Required work:
Please copy every line from the following entries in which the word "Interface" appears.

Entries provided:
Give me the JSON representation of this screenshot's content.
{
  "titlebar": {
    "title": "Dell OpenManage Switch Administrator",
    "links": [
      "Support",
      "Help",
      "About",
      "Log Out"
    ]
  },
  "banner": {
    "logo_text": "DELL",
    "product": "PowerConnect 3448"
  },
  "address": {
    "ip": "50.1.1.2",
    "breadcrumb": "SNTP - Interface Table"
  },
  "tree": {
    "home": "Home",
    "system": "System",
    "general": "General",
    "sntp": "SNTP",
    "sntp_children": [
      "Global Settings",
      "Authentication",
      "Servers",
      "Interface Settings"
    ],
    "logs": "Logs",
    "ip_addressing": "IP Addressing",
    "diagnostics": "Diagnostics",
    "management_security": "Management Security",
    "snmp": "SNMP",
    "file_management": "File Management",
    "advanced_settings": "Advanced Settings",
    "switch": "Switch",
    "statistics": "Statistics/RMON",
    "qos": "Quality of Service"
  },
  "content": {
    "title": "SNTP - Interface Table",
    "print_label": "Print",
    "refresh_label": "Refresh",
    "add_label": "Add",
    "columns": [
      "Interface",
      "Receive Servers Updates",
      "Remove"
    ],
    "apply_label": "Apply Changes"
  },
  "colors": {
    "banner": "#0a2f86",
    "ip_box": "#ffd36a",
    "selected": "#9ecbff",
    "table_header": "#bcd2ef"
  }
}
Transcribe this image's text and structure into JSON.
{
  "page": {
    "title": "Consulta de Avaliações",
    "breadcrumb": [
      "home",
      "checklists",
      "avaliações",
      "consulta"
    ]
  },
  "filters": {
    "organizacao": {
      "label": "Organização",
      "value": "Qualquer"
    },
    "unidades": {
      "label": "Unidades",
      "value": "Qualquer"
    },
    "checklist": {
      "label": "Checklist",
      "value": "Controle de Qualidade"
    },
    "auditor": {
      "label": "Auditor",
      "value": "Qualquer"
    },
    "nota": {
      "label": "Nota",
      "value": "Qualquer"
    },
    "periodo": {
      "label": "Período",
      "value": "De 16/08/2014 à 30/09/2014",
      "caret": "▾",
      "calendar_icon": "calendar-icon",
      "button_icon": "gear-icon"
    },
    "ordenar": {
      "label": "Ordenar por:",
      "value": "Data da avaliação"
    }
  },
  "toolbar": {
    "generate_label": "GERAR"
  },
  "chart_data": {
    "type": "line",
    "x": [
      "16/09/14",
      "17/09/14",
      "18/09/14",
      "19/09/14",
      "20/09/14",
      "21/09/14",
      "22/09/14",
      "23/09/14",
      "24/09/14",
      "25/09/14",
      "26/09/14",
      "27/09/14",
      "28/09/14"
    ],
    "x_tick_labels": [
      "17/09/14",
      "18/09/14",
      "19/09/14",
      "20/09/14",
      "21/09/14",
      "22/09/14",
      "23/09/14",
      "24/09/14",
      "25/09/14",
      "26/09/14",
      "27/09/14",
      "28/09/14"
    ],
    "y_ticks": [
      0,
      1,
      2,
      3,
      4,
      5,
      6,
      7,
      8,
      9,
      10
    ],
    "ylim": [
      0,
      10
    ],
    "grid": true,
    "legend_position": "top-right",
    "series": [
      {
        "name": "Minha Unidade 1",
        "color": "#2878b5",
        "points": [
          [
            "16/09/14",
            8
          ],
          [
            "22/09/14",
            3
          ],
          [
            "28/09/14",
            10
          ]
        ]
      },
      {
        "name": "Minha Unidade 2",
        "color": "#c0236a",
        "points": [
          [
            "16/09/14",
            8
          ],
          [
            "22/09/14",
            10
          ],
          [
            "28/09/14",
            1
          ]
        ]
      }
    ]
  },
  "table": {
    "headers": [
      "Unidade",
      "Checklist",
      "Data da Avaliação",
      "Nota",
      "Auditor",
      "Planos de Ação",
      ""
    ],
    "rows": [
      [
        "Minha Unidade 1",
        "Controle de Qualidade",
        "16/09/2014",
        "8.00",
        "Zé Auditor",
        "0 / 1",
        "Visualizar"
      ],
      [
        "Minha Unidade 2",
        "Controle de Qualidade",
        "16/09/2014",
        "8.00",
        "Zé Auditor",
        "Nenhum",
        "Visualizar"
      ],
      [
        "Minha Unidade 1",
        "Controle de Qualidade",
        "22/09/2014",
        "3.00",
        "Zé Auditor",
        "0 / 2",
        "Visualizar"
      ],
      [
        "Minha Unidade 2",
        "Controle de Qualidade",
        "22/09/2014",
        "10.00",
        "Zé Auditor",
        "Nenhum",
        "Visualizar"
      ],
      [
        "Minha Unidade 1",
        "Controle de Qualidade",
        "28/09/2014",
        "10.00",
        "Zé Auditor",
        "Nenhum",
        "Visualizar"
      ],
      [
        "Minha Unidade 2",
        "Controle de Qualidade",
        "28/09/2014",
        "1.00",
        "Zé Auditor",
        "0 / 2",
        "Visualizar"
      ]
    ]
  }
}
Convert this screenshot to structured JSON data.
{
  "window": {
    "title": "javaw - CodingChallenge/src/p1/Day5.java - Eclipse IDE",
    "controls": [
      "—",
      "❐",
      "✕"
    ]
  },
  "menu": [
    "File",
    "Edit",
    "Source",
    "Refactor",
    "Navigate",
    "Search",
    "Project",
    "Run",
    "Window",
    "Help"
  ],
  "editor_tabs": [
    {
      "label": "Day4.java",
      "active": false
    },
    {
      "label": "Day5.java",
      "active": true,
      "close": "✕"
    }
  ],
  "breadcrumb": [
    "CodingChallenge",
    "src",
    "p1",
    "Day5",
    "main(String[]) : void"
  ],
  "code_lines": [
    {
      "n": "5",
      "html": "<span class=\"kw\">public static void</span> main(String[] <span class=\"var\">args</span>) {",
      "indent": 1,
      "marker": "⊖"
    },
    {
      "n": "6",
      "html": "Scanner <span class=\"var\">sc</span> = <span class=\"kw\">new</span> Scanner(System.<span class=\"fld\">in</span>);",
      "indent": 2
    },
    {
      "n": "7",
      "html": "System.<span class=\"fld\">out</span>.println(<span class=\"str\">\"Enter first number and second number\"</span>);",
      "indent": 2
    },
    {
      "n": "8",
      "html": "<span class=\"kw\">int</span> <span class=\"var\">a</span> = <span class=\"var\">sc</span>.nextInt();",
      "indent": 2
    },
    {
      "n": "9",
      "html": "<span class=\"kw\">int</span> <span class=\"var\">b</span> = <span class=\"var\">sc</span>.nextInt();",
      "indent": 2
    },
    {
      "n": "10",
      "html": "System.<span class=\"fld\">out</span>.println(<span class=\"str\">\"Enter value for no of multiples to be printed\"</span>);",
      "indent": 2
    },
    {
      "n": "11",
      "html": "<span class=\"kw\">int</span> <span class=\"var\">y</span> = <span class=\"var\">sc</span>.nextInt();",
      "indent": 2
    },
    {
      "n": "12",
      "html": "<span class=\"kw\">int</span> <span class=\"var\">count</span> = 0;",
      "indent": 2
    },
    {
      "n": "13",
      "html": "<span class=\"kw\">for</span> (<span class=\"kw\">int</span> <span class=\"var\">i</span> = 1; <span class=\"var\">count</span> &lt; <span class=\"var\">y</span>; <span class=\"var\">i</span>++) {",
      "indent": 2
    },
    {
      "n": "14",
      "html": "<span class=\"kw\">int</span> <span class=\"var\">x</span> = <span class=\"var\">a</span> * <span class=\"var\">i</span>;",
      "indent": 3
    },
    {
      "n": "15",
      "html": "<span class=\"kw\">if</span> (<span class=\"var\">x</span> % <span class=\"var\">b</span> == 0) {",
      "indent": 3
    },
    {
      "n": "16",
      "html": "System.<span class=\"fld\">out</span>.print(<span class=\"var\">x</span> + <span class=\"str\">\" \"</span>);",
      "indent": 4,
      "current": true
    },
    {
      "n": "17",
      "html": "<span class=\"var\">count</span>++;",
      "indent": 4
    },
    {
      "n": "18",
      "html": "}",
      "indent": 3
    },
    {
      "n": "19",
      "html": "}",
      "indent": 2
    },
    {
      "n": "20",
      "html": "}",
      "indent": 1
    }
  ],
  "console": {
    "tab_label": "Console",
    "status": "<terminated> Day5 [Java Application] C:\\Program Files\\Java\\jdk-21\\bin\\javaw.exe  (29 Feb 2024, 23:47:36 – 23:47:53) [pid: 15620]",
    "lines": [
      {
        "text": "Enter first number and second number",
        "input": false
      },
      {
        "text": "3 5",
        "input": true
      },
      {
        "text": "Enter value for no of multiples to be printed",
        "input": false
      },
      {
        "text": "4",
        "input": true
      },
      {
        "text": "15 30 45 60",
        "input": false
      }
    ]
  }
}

Result of the task:
    "breadcrumb": "SNTP - Interface Table"
      "Interface Settings"
    "title": "SNTP - Interface Table",
      "Interface",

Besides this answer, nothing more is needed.